Directors Gilles Perret and François Ruffin had a rather different motive for making the movie. At the beginning of it, Ruffin says, “I kept hearing they were fascists, so I went to see for myself.” His conclusion: “They’re not fascists: they’re just people.”
And people they are – people with a lot of problems. The movement started in the French provinces, sparked by the government’s decision to raise taxes on diesel fuel, a great idea for the environment but bad news for people who need cars because they live in places lacking efficient public transportation and who can barely make ends meet to begin with.
To protest, they took to the road and occupied traffic roundabouts, wearing the yellow safety vests they are required by law to keep in their cars (a brilliant branding move) and slowing down traffic to get attention. President Emmanuel Macron soon rescinded the tax, but the movement lived on and spread and is now in its 25th week, with demonstrations every Saturday in cities all over France. The demonstrations are regularly joined by casseurs, people who are not necessarily associated with the movement and who engage in violence – against the police (who are no angels in this story either) and against businesses – whether for political reasons, personal gain (through looting) or because they just enjoy it.

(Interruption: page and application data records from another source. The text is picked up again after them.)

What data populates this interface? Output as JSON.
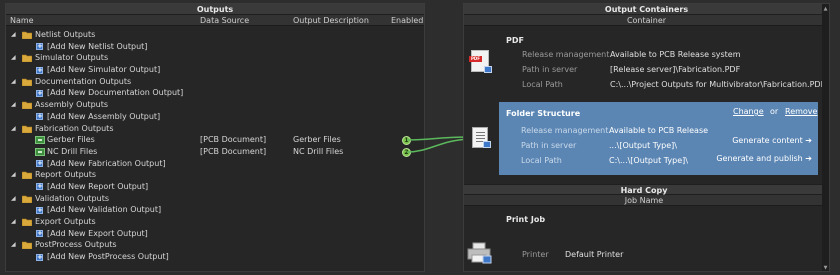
{
  "outputs_panel": {
    "title": "Outputs",
    "columns": {
      "name": "Name",
      "data_source": "Data Source",
      "output_description": "Output Description",
      "enabled": "Enabled"
    },
    "rows": [
      {
        "label": "Netlist Outputs",
        "type": "group"
      },
      {
        "label": "[Add New Netlist Output]",
        "type": "add"
      },
      {
        "label": "Simulator Outputs",
        "type": "group"
      },
      {
        "label": "[Add New Simulator Output]",
        "type": "add"
      },
      {
        "label": "Documentation Outputs",
        "type": "group"
      },
      {
        "label": "[Add New Documentation Output]",
        "type": "add"
      },
      {
        "label": "Assembly Outputs",
        "type": "group"
      },
      {
        "label": "[Add New Assembly Output]",
        "type": "add"
      },
      {
        "label": "Fabrication Outputs",
        "type": "group"
      },
      {
        "label": "Gerber Files",
        "type": "output",
        "data_source": "[PCB Document]",
        "description": "Gerber Files",
        "marker": "1"
      },
      {
        "label": "NC Drill Files",
        "type": "output",
        "data_source": "[PCB Document]",
        "description": "NC Drill Files",
        "marker": "2"
      },
      {
        "label": "[Add New Fabrication Output]",
        "type": "add"
      },
      {
        "label": "Report Outputs",
        "type": "group"
      },
      {
        "label": "[Add New Report Output]",
        "type": "add"
      },
      {
        "label": "Validation Outputs",
        "type": "group"
      },
      {
        "label": "[Add New Validation Output]",
        "type": "add"
      },
      {
        "label": "Export Outputs",
        "type": "group"
      },
      {
        "label": "[Add New Export Output]",
        "type": "add"
      },
      {
        "label": "PostProcess Outputs",
        "type": "group"
      },
      {
        "label": "[Add New PostProcess Output]",
        "type": "add"
      }
    ]
  },
  "containers_panel": {
    "title": "Output Containers",
    "subheader": "Container",
    "pdf": {
      "title": "PDF",
      "icon": "pdf-file-icon",
      "release_key": "Release management",
      "release_val": "Available to PCB Release system",
      "path_key": "Path in server",
      "path_val": "[Release server]\\Fabrication.PDF",
      "local_key": "Local Path",
      "local_val": "C:\\...\\Project Outputs for Multivibrator\\Fabrication.PDF"
    },
    "folder": {
      "title": "Folder Structure",
      "icon": "folder-structure-icon",
      "change": "Change",
      "or": "or",
      "remove": "Remove",
      "release_key": "Release management",
      "release_val": "Available to PCB Release",
      "path_key": "Path in server",
      "path_val": "...\\[Output Type]\\",
      "local_key": "Local Path",
      "local_val": "C:\\...\\[Output Type]\\",
      "generate_content": "Generate content ➔",
      "generate_publish": "Generate and publish ➔",
      "highlight_color": "#5b86b4"
    },
    "hard_copy": {
      "title": "Hard Copy",
      "subheader": "Job Name",
      "print_job": "Print Job",
      "icon": "printer-icon",
      "printer_key": "Printer",
      "printer_val": "Default Printer"
    }
  },
  "connector_color": "#5cb85c"
}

Ruffin and Perret drove all over France, stopping at roundabouts to talk to the demonstrators. It was the month of December, and it seemed to be miserably cold and rainy all over the country.

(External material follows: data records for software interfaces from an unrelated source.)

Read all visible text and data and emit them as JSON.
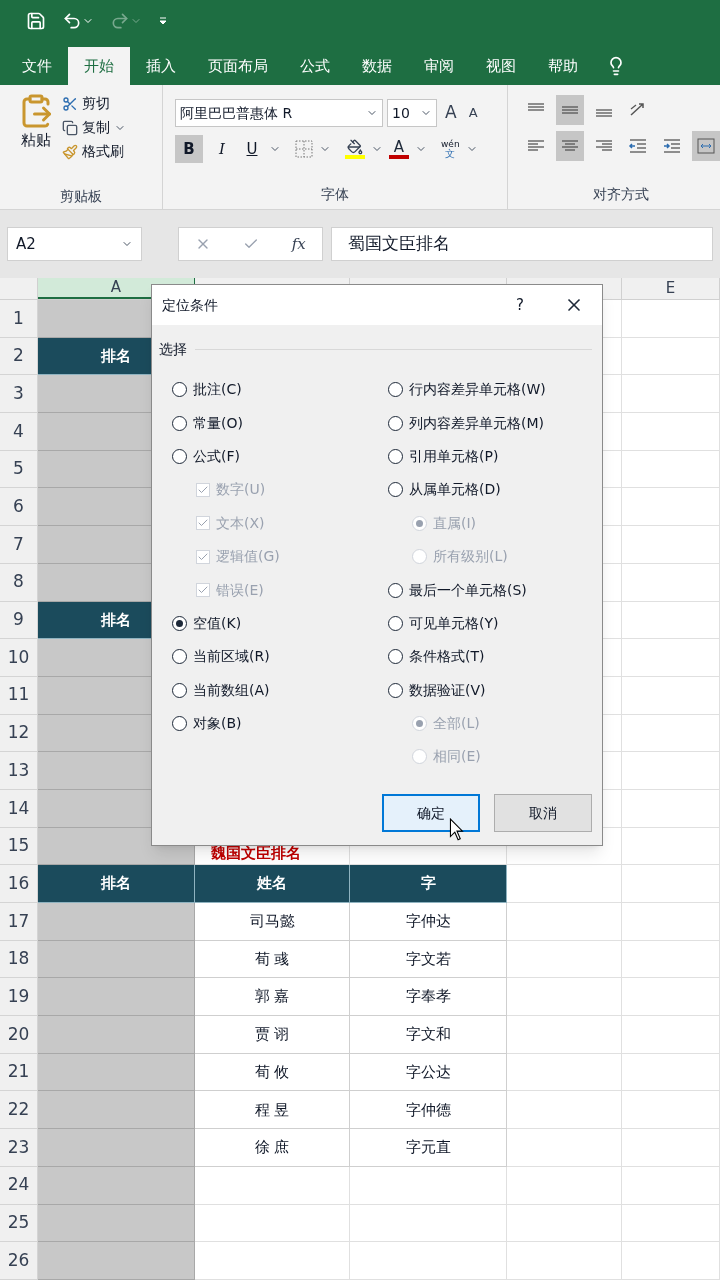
{
  "tabs": [
    {
      "label": "文件",
      "selected": false
    },
    {
      "label": "开始",
      "selected": true
    },
    {
      "label": "插入",
      "selected": false
    },
    {
      "label": "页面布局",
      "selected": false
    },
    {
      "label": "公式",
      "selected": false
    },
    {
      "label": "数据",
      "selected": false
    },
    {
      "label": "审阅",
      "selected": false
    },
    {
      "label": "视图",
      "selected": false
    },
    {
      "label": "帮助",
      "selected": false
    }
  ],
  "ribbon": {
    "clipboard": {
      "paste": "粘贴",
      "cut": "剪切",
      "copy": "复制",
      "format_painter": "格式刷",
      "label": "剪贴板"
    },
    "font": {
      "font_name": "阿里巴巴普惠体 R",
      "font_size": "10",
      "grow": "A",
      "shrink": "A",
      "bold": {
        "label": "B",
        "selected": true
      },
      "italic": "I",
      "underline": "U",
      "font_color": "A",
      "phonetic_top": "wén",
      "phonetic_bottom": "文",
      "label": "字体"
    },
    "alignment": {
      "label": "对齐方式",
      "top_row": [
        {
          "kind": "top",
          "selected": false
        },
        {
          "kind": "middle",
          "selected": true
        },
        {
          "kind": "bottom",
          "selected": false
        },
        {
          "kind": "orientation",
          "selected": false
        }
      ],
      "bottom_row": [
        {
          "kind": "left",
          "selected": false
        },
        {
          "kind": "center",
          "selected": true
        },
        {
          "kind": "right",
          "selected": false
        },
        {
          "kind": "outdent",
          "selected": false
        },
        {
          "kind": "indent",
          "selected": false
        },
        {
          "kind": "merge",
          "selected": true
        }
      ]
    }
  },
  "formula_bar": {
    "name_box": "A2",
    "fx": "fx",
    "formula": "蜀国文臣排名"
  },
  "sheet": {
    "columns": [
      {
        "label": "A",
        "selected": true
      },
      {
        "selected": false
      },
      {
        "selected": false
      },
      {
        "selected": false
      },
      {
        "label": "E",
        "selected": false
      }
    ],
    "rows": [
      {
        "number": "1"
      },
      {
        "number": "2",
        "a": {
          "text": "排名",
          "kind": "header"
        }
      },
      {
        "number": "3"
      },
      {
        "number": "4"
      },
      {
        "number": "5"
      },
      {
        "number": "6"
      },
      {
        "number": "7"
      },
      {
        "number": "8"
      },
      {
        "number": "9",
        "a": {
          "text": "排名",
          "kind": "header"
        }
      },
      {
        "number": "10"
      },
      {
        "number": "11"
      },
      {
        "number": "12"
      },
      {
        "number": "13"
      },
      {
        "number": "14"
      },
      {
        "number": "15",
        "b": {
          "text": "魏国文臣排名",
          "kind": "title"
        }
      },
      {
        "number": "16",
        "a": {
          "text": "排名",
          "kind": "header"
        },
        "b": {
          "text": "姓名",
          "kind": "header"
        },
        "c": {
          "text": "字",
          "kind": "header"
        }
      },
      {
        "number": "17",
        "b": {
          "text": "司马懿",
          "kind": "data"
        },
        "c": {
          "text": "字仲达",
          "kind": "data"
        }
      },
      {
        "number": "18",
        "b": {
          "text": "荀 彧",
          "kind": "data"
        },
        "c": {
          "text": "字文若",
          "kind": "data"
        }
      },
      {
        "number": "19",
        "b": {
          "text": "郭 嘉",
          "kind": "data"
        },
        "c": {
          "text": "字奉孝",
          "kind": "data"
        }
      },
      {
        "number": "20",
        "b": {
          "text": "贾 诩",
          "kind": "data"
        },
        "c": {
          "text": "字文和",
          "kind": "data"
        }
      },
      {
        "number": "21",
        "b": {
          "text": "荀 攸",
          "kind": "data"
        },
        "c": {
          "text": "字公达",
          "kind": "data"
        }
      },
      {
        "number": "22",
        "b": {
          "text": "程 昱",
          "kind": "data"
        },
        "c": {
          "text": "字仲德",
          "kind": "data"
        }
      },
      {
        "number": "23",
        "b": {
          "text": "徐 庶",
          "kind": "data"
        },
        "c": {
          "text": "字元直",
          "kind": "data"
        }
      },
      {
        "number": "24"
      },
      {
        "number": "25"
      },
      {
        "number": "26"
      }
    ]
  },
  "dialog": {
    "title": "定位条件",
    "help": "?",
    "section": "选择",
    "left_options": [
      {
        "label": "批注(C)",
        "kind": "radio",
        "selected": false,
        "disabled": false
      },
      {
        "label": "常量(O)",
        "kind": "radio",
        "selected": false,
        "disabled": false
      },
      {
        "label": "公式(F)",
        "kind": "radio",
        "selected": false,
        "disabled": false,
        "children": [
          {
            "label": "数字(U)",
            "kind": "checkbox",
            "selected": true,
            "disabled": true
          },
          {
            "label": "文本(X)",
            "kind": "checkbox",
            "selected": true,
            "disabled": true
          },
          {
            "label": "逻辑值(G)",
            "kind": "checkbox",
            "selected": true,
            "disabled": true
          },
          {
            "label": "错误(E)",
            "kind": "checkbox",
            "selected": true,
            "disabled": true
          }
        ]
      },
      {
        "label": "空值(K)",
        "kind": "radio",
        "selected": true,
        "disabled": false
      },
      {
        "label": "当前区域(R)",
        "kind": "radio",
        "selected": false,
        "disabled": false
      },
      {
        "label": "当前数组(A)",
        "kind": "radio",
        "selected": false,
        "disabled": false
      },
      {
        "label": "对象(B)",
        "kind": "radio",
        "selected": false,
        "disabled": false
      }
    ],
    "right_options": [
      {
        "label": "行内容差异单元格(W)",
        "kind": "radio",
        "selected": false,
        "disabled": false
      },
      {
        "label": "列内容差异单元格(M)",
        "kind": "radio",
        "selected": false,
        "disabled": false
      },
      {
        "label": "引用单元格(P)",
        "kind": "radio",
        "selected": false,
        "disabled": false
      },
      {
        "label": "从属单元格(D)",
        "kind": "radio",
        "selected": false,
        "disabled": false,
        "children": [
          {
            "label": "直属(I)",
            "kind": "radio",
            "selected": true,
            "disabled": true
          },
          {
            "label": "所有级别(L)",
            "kind": "radio",
            "selected": false,
            "disabled": true
          }
        ]
      },
      {
        "label": "最后一个单元格(S)",
        "kind": "radio",
        "selected": false,
        "disabled": false
      },
      {
        "label": "可见单元格(Y)",
        "kind": "radio",
        "selected": false,
        "disabled": false
      },
      {
        "label": "条件格式(T)",
        "kind": "radio",
        "selected": false,
        "disabled": false
      },
      {
        "label": "数据验证(V)",
        "kind": "radio",
        "selected": false,
        "disabled": false,
        "children": [
          {
            "label": "全部(L)",
            "kind": "radio",
            "selected": true,
            "disabled": true
          },
          {
            "label": "相同(E)",
            "kind": "radio",
            "selected": false,
            "disabled": true
          }
        ]
      }
    ],
    "buttons": [
      {
        "label": "确定",
        "default": true
      },
      {
        "label": "取消",
        "default": false
      }
    ]
  }
}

They heard many, many sad stories from unemployed, partially employed and underpaid people. One man had had his last meal three days earlier: the free pizza given to him by his employer once a week. There were tales of empty refrigerators and having to return necessary groceries to the supermarket shelves for lack of money to pay for them, among other depression-inducing humiliations.

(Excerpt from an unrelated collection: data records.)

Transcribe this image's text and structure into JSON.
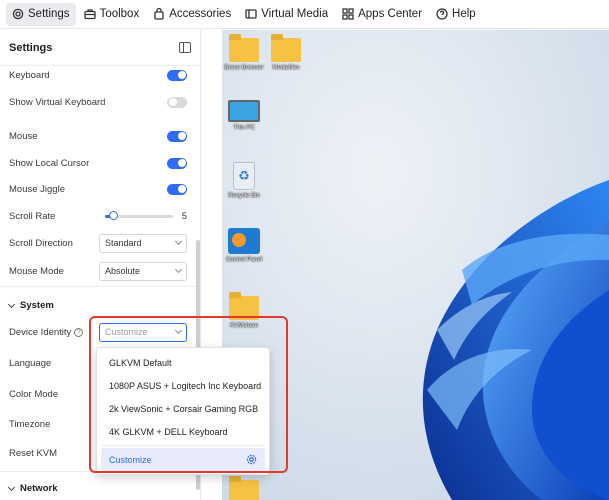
{
  "topbar": {
    "tabs": [
      {
        "label": "Settings",
        "icon": "gear-icon",
        "active": true
      },
      {
        "label": "Toolbox",
        "icon": "toolbox-icon"
      },
      {
        "label": "Accessories",
        "icon": "bag-icon"
      },
      {
        "label": "Virtual Media",
        "icon": "media-icon"
      },
      {
        "label": "Apps Center",
        "icon": "apps-grid-icon"
      },
      {
        "label": "Help",
        "icon": "help-circle-icon"
      }
    ]
  },
  "panel": {
    "title": "Settings",
    "rows": {
      "keyboard": {
        "label": "Keyboard",
        "on": true
      },
      "show_virtual_keyboard": {
        "label": "Show Virtual Keyboard",
        "on": false
      },
      "mouse": {
        "label": "Mouse",
        "on": true
      },
      "show_local_cursor": {
        "label": "Show Local Cursor",
        "on": true
      },
      "mouse_jiggle": {
        "label": "Mouse Jiggle",
        "on": true
      },
      "scroll_rate": {
        "label": "Scroll Rate",
        "value": "5",
        "level": 0.12
      },
      "scroll_direction": {
        "label": "Scroll Direction",
        "value": "Standard"
      },
      "mouse_mode": {
        "label": "Mouse Mode",
        "value": "Absolute"
      }
    },
    "system": {
      "title": "System",
      "device_identity": {
        "label": "Device Identity",
        "placeholder": "Customize"
      },
      "language": {
        "label": "Language"
      },
      "color_mode": {
        "label": "Color Mode"
      },
      "timezone": {
        "label": "Timezone"
      },
      "reset_kvm": {
        "label": "Reset KVM"
      }
    },
    "network": {
      "title": "Network"
    }
  },
  "dropdown": {
    "options": [
      "GLKVM Default",
      "1080P ASUS + Logitech Inc Keyboard",
      "2k ViewSonic + Corsair Gaming RGB",
      "4K GLKVM + DELL Keyboard"
    ],
    "customize_label": "Customize"
  },
  "desktop": {
    "icons": [
      {
        "label": "Brave Browser",
        "kind": "folder"
      },
      {
        "label": "Mediafiles",
        "kind": "folder"
      },
      {
        "label": "This PC",
        "kind": "monitor"
      },
      {
        "label": "Recycle Bin",
        "kind": "recycle-bin"
      },
      {
        "label": "Control Panel",
        "kind": "control-panel"
      },
      {
        "label": "KVMshare",
        "kind": "folder"
      }
    ]
  },
  "colors": {
    "accent": "#2f6cf6",
    "annotation": "#e03a2e",
    "wallpaper": "#1e6fe0"
  }
}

One clear takeaway from the film is that many of these people had been living their painful lives in isolation, too embarrassed to talk about their troubles. The Gilets Jaunes movement has given them a community and new friends as everyone pitches in to build cabins on the roundabouts for warmth and to barbecue sausages for sustenance.
When Ruffin asked a man name Khaled why he used a cane, he said it was because both his legs had been amputated. “I never told anyone that before,” he said to the camera while surrounded by his newfound friends.
There are many, many moving moments like this in the film. There is also a lot of mockery of Macron, who looks like a puppet while giving speeches on TV in his so-far vain attempts to calm the situation.
I know now that what the Gilets Jaunes want is simply a better life, with enough money to live with dignity. Unfortunately, they still seem to have no concrete proposals or goals or an organization that could formulate and promote them.
It must be kept in mind that Ruffin, the French Michael Moore, is anything but an objective observer. In his last film, Merci, Patron (reviewed here), he concocted an elaborate ruse to trick billionaire Bernard Arnault into making a cash settlement to a couple who were about to lose their house because the LVMH-owned factory they had worked in had been relocated to Poland.
Ruffin doesn’t seem to draw any conclusions about the Gilets Jaunes movement, which puzzles and annoys so many, except that the people involved are just regular people with hard lives and legitimate needs. One thing you can say for him, however, is that he has plenty of empathy for the downtrodden, something that is sorely lacking in politics today.